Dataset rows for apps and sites
- - - - - - -
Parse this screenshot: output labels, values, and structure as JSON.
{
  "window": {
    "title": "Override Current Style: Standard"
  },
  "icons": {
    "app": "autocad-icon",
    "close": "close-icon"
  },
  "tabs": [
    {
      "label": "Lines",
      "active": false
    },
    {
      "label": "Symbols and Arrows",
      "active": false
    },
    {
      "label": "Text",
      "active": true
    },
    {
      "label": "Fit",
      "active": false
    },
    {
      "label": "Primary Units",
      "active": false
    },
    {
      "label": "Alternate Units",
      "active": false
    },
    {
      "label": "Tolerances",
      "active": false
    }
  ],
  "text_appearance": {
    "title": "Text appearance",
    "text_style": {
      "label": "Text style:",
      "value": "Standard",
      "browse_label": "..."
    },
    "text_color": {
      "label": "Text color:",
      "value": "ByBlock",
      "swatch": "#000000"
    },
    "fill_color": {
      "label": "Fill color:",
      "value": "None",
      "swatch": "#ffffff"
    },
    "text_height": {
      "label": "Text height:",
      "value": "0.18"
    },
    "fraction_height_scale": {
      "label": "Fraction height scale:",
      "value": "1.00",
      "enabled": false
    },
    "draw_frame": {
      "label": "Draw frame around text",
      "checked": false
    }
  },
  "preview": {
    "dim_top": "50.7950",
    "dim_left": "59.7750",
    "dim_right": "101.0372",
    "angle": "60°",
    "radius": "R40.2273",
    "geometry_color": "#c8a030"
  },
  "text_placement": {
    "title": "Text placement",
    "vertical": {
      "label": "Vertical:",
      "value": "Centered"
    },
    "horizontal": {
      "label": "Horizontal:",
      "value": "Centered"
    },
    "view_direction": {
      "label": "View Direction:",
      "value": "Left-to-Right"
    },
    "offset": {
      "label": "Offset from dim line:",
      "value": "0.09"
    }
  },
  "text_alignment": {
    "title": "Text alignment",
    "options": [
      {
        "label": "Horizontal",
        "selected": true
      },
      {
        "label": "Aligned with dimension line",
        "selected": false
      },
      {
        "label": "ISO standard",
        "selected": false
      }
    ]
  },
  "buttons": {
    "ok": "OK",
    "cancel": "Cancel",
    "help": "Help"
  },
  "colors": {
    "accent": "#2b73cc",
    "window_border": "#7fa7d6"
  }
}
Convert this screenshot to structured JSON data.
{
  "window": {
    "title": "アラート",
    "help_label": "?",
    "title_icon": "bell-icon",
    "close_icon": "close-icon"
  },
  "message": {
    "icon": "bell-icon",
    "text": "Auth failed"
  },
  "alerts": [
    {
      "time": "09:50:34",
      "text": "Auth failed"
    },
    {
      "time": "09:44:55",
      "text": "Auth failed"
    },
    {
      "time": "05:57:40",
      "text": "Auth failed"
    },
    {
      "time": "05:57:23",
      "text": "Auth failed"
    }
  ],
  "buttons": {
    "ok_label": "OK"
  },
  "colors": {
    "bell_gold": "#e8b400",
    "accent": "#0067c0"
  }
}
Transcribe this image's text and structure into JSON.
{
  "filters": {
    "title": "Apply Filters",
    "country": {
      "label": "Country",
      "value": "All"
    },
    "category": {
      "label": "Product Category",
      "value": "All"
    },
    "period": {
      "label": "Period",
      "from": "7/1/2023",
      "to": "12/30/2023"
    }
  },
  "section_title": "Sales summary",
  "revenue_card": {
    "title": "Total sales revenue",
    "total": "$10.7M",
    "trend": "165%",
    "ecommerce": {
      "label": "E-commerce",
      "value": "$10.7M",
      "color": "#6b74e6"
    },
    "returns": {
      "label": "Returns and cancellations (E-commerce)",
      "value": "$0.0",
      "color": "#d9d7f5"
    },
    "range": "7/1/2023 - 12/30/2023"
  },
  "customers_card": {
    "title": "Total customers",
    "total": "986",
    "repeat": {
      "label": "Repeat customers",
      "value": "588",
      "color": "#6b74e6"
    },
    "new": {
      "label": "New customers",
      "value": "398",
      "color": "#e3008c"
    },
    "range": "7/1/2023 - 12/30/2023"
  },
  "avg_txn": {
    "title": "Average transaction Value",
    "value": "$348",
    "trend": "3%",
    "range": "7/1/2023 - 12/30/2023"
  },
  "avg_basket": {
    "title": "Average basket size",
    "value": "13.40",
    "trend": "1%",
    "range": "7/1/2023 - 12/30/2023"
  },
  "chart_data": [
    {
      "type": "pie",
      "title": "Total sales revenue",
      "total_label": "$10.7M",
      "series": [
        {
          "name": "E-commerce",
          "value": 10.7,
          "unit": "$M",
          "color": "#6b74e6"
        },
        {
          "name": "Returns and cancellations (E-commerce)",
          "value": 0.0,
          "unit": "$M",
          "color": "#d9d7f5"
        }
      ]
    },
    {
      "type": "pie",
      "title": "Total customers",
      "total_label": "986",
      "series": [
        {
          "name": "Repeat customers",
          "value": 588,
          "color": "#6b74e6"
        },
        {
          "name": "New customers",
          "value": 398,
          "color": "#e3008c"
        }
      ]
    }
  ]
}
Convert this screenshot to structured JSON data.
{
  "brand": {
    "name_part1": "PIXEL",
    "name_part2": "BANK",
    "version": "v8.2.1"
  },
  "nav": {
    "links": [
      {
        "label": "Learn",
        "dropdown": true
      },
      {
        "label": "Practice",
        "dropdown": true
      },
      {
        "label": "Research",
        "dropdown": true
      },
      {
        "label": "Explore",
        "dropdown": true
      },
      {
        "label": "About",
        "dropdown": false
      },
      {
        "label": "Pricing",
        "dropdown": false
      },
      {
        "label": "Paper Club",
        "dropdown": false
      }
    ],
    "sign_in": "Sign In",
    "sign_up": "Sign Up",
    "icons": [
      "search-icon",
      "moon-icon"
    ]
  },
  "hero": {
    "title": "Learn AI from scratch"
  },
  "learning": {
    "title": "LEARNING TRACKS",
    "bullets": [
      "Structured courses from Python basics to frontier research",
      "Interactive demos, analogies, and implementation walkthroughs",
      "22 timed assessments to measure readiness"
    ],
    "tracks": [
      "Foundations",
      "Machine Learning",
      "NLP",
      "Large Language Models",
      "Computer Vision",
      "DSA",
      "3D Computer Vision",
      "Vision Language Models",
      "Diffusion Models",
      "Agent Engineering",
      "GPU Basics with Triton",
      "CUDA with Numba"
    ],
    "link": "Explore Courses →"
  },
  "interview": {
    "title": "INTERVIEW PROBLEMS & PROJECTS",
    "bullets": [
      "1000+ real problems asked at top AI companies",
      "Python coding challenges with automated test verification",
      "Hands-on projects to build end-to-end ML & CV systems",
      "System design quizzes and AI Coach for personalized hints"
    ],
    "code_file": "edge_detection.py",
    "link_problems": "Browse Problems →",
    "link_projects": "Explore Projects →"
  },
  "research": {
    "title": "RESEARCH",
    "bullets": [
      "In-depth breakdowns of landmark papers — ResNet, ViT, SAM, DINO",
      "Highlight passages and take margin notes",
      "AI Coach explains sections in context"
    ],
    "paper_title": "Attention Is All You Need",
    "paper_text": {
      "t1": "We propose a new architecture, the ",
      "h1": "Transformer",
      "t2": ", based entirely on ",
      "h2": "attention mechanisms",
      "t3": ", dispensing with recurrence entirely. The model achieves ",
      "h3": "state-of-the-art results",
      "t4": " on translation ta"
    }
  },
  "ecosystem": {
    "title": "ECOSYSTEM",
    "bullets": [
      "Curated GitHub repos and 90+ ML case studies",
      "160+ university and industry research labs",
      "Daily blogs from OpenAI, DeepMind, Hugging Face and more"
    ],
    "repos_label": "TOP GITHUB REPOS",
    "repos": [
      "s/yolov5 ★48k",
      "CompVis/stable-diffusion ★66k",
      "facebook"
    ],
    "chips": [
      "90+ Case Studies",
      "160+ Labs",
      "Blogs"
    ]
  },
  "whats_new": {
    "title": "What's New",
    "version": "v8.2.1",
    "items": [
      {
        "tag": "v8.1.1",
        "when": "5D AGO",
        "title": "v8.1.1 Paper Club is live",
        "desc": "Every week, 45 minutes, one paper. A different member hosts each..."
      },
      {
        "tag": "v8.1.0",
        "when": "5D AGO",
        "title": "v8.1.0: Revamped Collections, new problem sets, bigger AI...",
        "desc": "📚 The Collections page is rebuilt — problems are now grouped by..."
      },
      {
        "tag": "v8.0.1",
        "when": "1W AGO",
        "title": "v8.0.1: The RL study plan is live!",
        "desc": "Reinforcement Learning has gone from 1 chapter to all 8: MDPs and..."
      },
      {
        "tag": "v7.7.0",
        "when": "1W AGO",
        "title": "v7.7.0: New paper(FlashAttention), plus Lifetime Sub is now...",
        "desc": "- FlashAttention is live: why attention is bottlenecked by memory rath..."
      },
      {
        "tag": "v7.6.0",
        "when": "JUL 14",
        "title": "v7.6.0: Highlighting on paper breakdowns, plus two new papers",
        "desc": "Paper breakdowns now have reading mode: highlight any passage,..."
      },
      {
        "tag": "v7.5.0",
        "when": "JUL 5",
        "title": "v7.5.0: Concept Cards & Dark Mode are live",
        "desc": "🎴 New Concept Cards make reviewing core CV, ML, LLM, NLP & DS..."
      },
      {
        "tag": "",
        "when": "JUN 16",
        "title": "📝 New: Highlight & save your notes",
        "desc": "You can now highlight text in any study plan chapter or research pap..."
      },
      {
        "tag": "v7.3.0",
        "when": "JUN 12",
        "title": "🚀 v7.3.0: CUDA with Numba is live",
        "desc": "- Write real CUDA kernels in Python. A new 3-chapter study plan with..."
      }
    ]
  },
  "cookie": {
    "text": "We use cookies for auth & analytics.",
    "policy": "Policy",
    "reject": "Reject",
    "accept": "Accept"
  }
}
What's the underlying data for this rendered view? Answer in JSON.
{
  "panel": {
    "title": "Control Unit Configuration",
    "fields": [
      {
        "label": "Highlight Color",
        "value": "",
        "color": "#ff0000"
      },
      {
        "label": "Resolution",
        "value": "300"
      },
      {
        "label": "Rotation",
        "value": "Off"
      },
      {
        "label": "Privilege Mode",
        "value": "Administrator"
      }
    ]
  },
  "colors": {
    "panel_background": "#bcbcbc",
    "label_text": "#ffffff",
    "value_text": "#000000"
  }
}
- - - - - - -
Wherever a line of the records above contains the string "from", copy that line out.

__Exercise response__.
      "label": "Offset from dim line:",
      "from": "7/1/2023",
    "title": "Learn AI from scratch"
      "Structured courses from Python basics to frontier research",
      "Daily blogs from OpenAI, DeepMind, Hugging Face and more"
        "desc": "Reinforcement Learning has gone from 1 chapter to all 8: MDPs and..."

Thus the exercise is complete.